Over the years, injured Houthis have received treatment in Omani hospitals next to Yemenis from other sides within the conflict. Omani officials have mediated the release of numerous Americans and other westerners detained by the Houthis in Yemen. The sultanate has also facilitated international travel on the part of Houthi figures engaged in peace talks in foreign countries such as Kuwait, flying them on Omani airplanes via Muscat.
In late 2020, Oman made clear its disagreement with the Trump administration’s plans to designate the Houthis as a foreign terrorist organisation. Samuel Ramani, a researcher at the University of Oxford, wrote that “the Houthis are the leading advocates for the expansion of Muscat’s diplomatic role in Yemen”.
Oman takes its diplomatic role in Yemen seriously, especially as the continuation of the war and all its humanitarian crises represent the gravest direct security threat to Oman, which shares a 187-mile border with Yemen. Within this context, helping the parties involved to resolve the crisis is a high regional policy priority for Muscat.
Since the outset of the Saudi-led military intervention in Yemen in 2015, the Omanis have seen the conflict worsen, and sought to assist in all efforts to push for a diplomatic settlement based on compromises.
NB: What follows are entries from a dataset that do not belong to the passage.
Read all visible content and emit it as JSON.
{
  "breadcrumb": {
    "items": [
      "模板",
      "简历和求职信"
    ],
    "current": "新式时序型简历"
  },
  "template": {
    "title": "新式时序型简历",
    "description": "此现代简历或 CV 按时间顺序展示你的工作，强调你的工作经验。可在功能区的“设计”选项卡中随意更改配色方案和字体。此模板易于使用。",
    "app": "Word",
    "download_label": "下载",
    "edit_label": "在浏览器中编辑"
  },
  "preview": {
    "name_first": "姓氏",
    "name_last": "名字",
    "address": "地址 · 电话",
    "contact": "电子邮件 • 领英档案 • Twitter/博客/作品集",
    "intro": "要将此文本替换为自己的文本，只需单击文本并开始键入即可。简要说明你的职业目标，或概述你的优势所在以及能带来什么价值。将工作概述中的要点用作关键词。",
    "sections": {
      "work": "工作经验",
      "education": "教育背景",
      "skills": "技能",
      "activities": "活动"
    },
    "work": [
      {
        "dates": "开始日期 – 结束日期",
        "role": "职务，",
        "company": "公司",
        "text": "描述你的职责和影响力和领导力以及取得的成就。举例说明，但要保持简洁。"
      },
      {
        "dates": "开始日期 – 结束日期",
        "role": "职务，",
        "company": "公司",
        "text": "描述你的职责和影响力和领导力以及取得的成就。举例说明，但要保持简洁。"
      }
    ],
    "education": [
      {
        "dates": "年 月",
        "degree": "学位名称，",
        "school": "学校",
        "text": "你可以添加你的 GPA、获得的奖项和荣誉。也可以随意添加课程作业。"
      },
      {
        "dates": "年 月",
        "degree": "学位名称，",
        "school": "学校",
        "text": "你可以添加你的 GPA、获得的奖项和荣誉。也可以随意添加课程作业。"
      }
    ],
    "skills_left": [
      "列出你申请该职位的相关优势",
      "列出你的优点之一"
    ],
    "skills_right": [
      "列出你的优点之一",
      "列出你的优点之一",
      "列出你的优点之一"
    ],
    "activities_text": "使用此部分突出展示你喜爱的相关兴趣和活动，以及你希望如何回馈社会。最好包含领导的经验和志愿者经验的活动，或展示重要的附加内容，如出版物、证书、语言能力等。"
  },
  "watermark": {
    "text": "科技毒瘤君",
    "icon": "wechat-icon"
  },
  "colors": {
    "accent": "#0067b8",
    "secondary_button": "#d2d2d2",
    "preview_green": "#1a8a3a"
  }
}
Officials in Muscat have always believed that it was not feasible for the Arab coalition to achieve its goals in Yemen through military means; now, the White House has new occupants who share this understanding.
The Biden administration has moved quickly to shift course on Yemen and signal a move away from the Trump era. On 4 February, President Joe Biden spoke about the need to limit the US role in the conflict. “This war has to end,” he declared. “And to underscore our commitment, we’re ending all American support for offensive operations in the war in Yemen, including relevant arms sales.”
Put simply, whereas Trump sought to boost Saudi Arabia’s military strength in Yemen through lucrative arms sales to Riyadh (and Abu Dhabi) under the banner of pushing back against the expansion of Iran’s “malign” influence, Biden seeks to pursue a diplomatic solution to end the six-year war.
Biden’s administration will probably place much more value on Oman’s diplomatic role in Yemen than the Trump administration did, as with a 24 February conversation between US Secretary of State Antony Blinken and Omani Foreign Minister Sayyid Badr al-Busaidi.
As the Houthis’ state sponsor and arms provider, Iran will need to be engaged in Yemen’s peace talks. Just as Oman served as a diplomatic bridge between Washington and Tehran on the nuclear dossier, Muscat can also facilitate dialogue between the US and Iran on the Yemen crisis. This conflict is an opportunity for the Biden administration and Tehran to develop some degree of trust that could translate into progress on nuclear talks.
What comes next?
Just as the government of Oman worked closely with the Obama administration in 2012 and 2013 in facilitating the US-Iran dialogue that laid the groundwork for the nuclear deal, officials in Muscat will again be working with many of these same figures, now back at the helm of US foreign policy in the Biden administration as they seek to intensify diplomatic efforts to end the war in Yemen.
The Omani leadership can play a vital role in exchanging messages, facilitating dialogue and establishing the parameters of what comes next in Yemen
Such connections and past experiences will be a foundation for the new US leadership and the Omani government, led by Sultan Haitham, to build upon as diplomatic efforts intensify.
Officials in Muscat have also worked closely with the new US special envoy for Yemen, Timothy Lenderking, in his previous role as deputy assistant secretary of state for Arabian Peninsula affairs.
With a point person in Washington who combines decades of experience in the region with deep professional relationships with Gulf policymakers, the Omani leadership can play a vital role in exchanging messages, facilitating dialogue and establishing the parameters of what comes next in Yemen.
The views expressed in this article belong to the author and do not necessarily reflect the editorial policy of Middle East Eye.